The Pittsburgh Steelers are now training camp, following the most unique offseason in the NFL since at least World War II. While it didn’t involve a player lockout, teams still did not have physical access to their players, though they were at least able to meet with them virtually.
Even training camp will look much different from the norm, and a big part of that will be the fact that there will be no games along the way to prepare for. There will be no preseason played in 2020, so the first time the Steelers take the field in 2020 will be for the season opener against the New York Giants.
Before we get there, however, there are a number of issues that are outstanding on this team, and this year’s edition of training camp will not provide the level of thoroughness that teams are normally used to in trying to answer those questions.
Questions like, what is the starting offensive line going to look like? Will it include Zach Banner or Chukwuma Okorafor? Who will be the primary nose tackle? How will Ben Roethlisberger look—and the other quarterbacks as well? Now, we even have questions about whether or not players will be in quarantine.
These are the sorts of questions among many others that we have been exploring on a daily basis and will continue to do so. Football has become a year-round pastime and there is always a question to be asked, though there is rarely a concrete answer, as I’ve learned in my years of doing this.
Question: Will Stephon Tuitt pick up where he left off last season before his injury?
This might quietly be the biggest question about the defense this season. With Javon Hargrave gone, it’s been assumed that Stephon Tuitt’s return will essentially cancel out and offset that loss. But what if the Stephon Tuitt of 2020 isn’t the one that we’ve come to expect?
And that’s not even to ask if he will be the same player that he was at the end of his 2019 season. He already had three and a half sacks through five games and a bunch of tackles for loss. He was arguably the best player on defense at the time that he suffered a pectoral injury that put him on the shelf.
And if he was arguably the best player then, he could arguably be the best player this season—reminding of course that that is no small feat, given the likes of T.J. Watt, Cameron Heyward, and Minkah Fitzpatrick who are on the roster as well and returning from All-Pro seasons.
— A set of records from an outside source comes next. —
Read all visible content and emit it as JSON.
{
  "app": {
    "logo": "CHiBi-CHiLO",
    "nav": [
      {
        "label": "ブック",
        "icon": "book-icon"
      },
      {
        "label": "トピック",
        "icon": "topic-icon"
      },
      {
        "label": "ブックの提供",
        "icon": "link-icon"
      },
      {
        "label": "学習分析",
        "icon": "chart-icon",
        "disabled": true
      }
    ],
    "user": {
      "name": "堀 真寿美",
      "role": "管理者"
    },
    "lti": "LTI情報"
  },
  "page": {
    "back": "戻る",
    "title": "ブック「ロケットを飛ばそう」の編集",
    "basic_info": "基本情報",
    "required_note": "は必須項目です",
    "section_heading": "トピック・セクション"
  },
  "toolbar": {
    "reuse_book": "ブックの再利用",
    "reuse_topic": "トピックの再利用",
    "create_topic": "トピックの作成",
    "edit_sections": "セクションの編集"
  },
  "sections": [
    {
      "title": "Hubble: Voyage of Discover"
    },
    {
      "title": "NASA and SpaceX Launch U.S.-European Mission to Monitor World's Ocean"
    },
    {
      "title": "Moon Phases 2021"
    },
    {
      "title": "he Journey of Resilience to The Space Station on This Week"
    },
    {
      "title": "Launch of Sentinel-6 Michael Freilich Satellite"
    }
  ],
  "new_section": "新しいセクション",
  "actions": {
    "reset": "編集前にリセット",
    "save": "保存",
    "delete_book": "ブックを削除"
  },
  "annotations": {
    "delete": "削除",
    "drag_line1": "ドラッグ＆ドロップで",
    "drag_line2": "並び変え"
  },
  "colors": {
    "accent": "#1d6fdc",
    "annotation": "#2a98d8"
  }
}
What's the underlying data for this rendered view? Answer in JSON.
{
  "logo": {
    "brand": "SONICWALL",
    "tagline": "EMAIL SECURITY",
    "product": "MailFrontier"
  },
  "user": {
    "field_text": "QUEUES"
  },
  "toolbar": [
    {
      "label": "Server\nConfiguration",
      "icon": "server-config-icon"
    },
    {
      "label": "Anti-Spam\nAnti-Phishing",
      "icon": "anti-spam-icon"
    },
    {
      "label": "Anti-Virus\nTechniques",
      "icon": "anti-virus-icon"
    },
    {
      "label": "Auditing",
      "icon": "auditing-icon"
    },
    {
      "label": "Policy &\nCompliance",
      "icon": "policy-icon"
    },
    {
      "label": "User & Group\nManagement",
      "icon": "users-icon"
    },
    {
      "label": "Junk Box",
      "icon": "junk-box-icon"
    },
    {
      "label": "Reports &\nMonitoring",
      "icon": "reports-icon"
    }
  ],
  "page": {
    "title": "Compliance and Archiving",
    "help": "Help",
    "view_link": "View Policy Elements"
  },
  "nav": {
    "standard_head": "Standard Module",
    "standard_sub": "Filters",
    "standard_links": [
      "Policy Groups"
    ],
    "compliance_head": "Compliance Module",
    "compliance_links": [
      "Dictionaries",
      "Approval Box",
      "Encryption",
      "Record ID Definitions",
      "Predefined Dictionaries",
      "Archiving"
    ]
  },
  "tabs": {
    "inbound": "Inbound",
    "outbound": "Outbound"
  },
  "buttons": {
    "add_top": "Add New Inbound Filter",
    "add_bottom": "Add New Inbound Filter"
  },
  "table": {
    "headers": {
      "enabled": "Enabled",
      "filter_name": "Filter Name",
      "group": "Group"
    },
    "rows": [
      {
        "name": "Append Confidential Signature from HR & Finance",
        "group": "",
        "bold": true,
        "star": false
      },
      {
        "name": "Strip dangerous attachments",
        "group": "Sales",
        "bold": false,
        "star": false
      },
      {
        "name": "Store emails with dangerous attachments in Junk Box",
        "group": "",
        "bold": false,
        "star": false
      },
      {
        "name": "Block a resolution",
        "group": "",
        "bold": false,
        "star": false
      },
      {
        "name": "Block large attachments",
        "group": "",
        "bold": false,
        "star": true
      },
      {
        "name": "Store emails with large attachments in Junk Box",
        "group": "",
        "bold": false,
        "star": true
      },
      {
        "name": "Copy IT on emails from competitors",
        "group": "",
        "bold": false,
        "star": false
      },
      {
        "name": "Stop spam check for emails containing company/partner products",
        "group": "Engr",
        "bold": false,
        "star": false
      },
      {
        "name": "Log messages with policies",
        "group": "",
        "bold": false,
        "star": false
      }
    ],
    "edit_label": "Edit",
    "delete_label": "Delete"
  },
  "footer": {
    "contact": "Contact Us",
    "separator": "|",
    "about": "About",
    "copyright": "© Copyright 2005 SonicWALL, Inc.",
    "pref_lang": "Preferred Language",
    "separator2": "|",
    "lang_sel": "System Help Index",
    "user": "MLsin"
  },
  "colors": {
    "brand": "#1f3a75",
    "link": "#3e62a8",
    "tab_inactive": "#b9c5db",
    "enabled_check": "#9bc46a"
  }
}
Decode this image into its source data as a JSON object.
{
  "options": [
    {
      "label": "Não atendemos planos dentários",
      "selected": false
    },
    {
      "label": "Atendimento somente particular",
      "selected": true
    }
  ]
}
It seems as though we’ve been waiting for Tuitt to break out for four or five years now, and we’ve seen exciting glimmers of it, often derailed by injury. This latest injury was the most significant by a good margin. Will that have taken a toll on him, and will it be reflected in the level of play we get from him this year?